SUPPLIED ENTRIES:
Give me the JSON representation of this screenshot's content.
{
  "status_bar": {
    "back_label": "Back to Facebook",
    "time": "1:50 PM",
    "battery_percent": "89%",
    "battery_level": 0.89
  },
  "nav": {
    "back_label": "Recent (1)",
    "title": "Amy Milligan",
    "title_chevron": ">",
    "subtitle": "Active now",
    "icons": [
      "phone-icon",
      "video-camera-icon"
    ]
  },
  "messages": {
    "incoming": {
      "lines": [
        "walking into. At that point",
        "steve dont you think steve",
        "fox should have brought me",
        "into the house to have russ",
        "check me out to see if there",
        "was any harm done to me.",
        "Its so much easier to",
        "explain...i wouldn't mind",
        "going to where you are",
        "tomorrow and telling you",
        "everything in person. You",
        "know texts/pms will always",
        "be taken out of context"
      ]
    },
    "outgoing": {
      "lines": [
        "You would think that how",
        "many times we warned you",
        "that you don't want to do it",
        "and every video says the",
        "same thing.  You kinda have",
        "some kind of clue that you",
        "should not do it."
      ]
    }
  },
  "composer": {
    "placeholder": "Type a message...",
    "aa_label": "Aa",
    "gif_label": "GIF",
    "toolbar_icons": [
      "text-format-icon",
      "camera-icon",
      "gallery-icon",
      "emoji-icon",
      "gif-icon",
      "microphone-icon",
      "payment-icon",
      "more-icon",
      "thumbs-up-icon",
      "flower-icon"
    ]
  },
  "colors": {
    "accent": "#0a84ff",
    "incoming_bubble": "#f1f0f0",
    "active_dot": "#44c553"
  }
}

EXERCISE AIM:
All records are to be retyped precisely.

RESPONSE BELOW:
Give me the JSON representation of this screenshot's content.
{
  "status_bar": {
    "back_label": "Back to Facebook",
    "time": "1:50 PM",
    "battery_percent": "89%",
    "battery_level": 0.89
  },
  "nav": {
    "back_label": "Recent (1)",
    "title": "Amy Milligan",
    "title_chevron": ">",
    "subtitle": "Active now",
    "icons": [
      "phone-icon",
      "video-camera-icon"
    ]
  },
  "messages": {
    "incoming": {
      "lines": [
        "walking into. At that point",
        "steve dont you think steve",
        "fox should have brought me",
        "into the house to have russ",
        "check me out to see if there",
        "was any harm done to me.",
        "Its so much easier to",
        "explain...i wouldn't mind",
        "going to where you are",
        "tomorrow and telling you",
        "everything in person. You",
        "know texts/pms will always",
        "be taken out of context"
      ]
    },
    "outgoing": {
      "lines": [
        "You would think that how",
        "many times we warned you",
        "that you don't want to do it",
        "and every video says the",
        "same thing.  You kinda have",
        "some kind of clue that you",
        "should not do it."
      ]
    }
  },
  "composer": {
    "placeholder": "Type a message...",
    "aa_label": "Aa",
    "gif_label": "GIF",
    "toolbar_icons": [
      "text-format-icon",
      "camera-icon",
      "gallery-icon",
      "emoji-icon",
      "gif-icon",
      "microphone-icon",
      "payment-icon",
      "more-icon",
      "thumbs-up-icon",
      "flower-icon"
    ]
  },
  "colors": {
    "accent": "#0a84ff",
    "incoming_bubble": "#f1f0f0",
    "active_dot": "#44c553"
  }
}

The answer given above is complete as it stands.